But always do so with a sense of humility and faith. It’s not my job to “master” God the way Job’s friends wanted to. Instead, I must stand in awe and humbly trust his every purpose. As I said earlier, my pursuit of theology and Bible study must end in worship, love, obedience, and humble faith. And when life raises questions that I don’t understand, I must rest in the wisdom of God. He has a plan and it is good, even if I cannot understand. Praise God that he is infinite. And then Job closes this speech in Job 27 by rejoicing that…
God is just (Job 27). After the climax of 26:14, Job 27 sinks back into reality and into Job’s miserable plight. Job’s friends were sure he had to be enduring God’s judgment and needed to repent. His wife had said that his integrity was not worth the pain. But notice Job’s resolve (vv. 3–6). Job is determined to hold fast to his integrity.
Then with the rest of the chapter, Job reflects on the destruction of the wicked. I have to mention that there is a lot of debate about how to understand these verses, because like Job 24, it sounds like something Job’s friends would say (vv. 13–17).
That sounds a lot like the 3 friends, but Job can’t mean the same thing, because he just began the chapter by affirming his innocence. Rather, v. 7 is the key (read). This verse tells us that Job is longing for justice, and we should understand the rest of the chapter in this light.
Therefore, in the midst of a dark time, Job again fixes his mind on the nature of God. He knows that God is just, and he determines to trust the Lord to do what is just. Then he spends the rest of the chapter with eyes of faith meditating on what the justice of God will look like.

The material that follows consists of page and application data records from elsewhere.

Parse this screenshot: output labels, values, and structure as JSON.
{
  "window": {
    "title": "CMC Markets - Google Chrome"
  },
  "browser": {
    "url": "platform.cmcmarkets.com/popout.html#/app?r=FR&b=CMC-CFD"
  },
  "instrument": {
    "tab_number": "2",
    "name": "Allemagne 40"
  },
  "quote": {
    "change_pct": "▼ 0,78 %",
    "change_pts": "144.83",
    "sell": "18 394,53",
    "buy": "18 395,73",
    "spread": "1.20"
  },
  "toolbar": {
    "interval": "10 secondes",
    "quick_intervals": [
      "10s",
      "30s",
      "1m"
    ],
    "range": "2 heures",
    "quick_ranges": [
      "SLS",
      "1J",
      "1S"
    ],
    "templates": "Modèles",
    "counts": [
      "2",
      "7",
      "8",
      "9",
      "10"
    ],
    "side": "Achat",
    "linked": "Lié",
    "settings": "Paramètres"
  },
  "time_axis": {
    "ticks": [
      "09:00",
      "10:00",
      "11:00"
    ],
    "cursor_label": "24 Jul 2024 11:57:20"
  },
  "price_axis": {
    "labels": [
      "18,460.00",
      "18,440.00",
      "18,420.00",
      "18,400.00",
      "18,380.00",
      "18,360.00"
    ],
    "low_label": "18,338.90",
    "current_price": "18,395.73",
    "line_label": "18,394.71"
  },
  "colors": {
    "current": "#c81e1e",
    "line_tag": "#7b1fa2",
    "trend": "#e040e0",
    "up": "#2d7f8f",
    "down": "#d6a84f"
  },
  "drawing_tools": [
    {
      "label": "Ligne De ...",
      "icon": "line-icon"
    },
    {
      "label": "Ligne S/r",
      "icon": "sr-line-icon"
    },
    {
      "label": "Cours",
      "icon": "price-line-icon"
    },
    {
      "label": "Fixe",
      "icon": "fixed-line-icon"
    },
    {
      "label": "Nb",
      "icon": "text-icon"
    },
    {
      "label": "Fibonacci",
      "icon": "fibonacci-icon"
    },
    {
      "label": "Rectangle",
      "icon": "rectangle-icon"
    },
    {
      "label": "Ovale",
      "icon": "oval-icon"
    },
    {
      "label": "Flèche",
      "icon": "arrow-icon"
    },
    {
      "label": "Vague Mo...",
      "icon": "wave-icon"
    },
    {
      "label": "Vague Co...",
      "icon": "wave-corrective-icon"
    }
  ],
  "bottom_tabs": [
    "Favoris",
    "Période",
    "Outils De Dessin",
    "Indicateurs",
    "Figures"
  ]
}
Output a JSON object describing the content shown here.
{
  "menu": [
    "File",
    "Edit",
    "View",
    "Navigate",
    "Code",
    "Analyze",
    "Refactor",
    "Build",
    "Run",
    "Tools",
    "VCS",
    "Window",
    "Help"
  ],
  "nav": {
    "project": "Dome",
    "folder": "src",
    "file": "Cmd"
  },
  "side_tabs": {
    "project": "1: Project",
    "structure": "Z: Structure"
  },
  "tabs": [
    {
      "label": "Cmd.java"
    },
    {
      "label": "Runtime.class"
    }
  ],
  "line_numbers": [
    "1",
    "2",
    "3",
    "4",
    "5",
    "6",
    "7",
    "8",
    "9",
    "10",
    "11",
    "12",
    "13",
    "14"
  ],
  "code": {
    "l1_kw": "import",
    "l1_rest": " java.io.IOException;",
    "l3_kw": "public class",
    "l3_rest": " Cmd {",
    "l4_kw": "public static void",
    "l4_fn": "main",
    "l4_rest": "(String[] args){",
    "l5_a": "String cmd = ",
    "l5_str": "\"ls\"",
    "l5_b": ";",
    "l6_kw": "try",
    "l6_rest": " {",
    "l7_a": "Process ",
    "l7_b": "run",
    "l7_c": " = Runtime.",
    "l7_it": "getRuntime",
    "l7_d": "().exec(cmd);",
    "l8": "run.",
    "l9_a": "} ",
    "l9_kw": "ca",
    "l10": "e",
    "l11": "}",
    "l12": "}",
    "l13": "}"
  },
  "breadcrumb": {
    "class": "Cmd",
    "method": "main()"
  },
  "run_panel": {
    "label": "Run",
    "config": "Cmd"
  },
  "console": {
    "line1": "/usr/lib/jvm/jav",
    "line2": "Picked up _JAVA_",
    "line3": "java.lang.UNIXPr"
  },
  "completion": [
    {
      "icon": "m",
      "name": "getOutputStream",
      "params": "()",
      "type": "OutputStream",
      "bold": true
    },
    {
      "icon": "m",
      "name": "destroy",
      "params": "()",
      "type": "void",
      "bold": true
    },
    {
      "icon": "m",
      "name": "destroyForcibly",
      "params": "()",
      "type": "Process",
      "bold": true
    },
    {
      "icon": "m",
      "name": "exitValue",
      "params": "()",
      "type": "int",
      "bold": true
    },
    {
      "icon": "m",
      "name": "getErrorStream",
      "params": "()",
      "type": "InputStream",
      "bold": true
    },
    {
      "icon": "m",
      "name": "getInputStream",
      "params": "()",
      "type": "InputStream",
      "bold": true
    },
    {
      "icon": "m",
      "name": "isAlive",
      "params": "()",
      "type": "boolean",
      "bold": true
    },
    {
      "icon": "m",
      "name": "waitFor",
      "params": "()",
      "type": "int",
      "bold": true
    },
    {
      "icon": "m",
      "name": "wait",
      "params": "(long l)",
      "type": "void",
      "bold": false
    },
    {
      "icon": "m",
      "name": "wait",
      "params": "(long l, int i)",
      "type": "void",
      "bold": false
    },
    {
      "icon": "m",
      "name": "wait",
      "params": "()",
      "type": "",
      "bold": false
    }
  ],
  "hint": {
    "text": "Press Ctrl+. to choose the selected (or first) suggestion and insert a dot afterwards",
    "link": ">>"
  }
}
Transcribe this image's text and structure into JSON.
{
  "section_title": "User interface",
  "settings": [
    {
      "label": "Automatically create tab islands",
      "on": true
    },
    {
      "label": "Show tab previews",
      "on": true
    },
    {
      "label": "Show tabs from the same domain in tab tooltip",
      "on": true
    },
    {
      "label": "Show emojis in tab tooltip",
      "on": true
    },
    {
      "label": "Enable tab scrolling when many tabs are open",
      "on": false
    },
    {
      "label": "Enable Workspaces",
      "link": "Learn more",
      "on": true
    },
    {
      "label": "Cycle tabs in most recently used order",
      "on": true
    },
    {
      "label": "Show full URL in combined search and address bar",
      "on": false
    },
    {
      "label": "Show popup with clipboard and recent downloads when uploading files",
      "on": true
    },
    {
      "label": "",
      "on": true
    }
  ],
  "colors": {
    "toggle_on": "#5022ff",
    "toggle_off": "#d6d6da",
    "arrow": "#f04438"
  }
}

And moment by moment, we must determine to do the same. When we find ourselves in the wilderness, we must fix our eyes on the beauty and majesty of God. Psalm 17:15 states, “As for me, I shall behold Your face in righteousness; I will be satisfied with your likeness when I awake.” We have to believe that God is infinitely greater than we can even imagine. We only understand the edges of his ways. And because of that, I must go forward in righteousness by the power of his grace knowing, “He knows the way that I take; when He has tested me, I shall come forth as gold.” He will be faithful, and every challenge will be worth it all.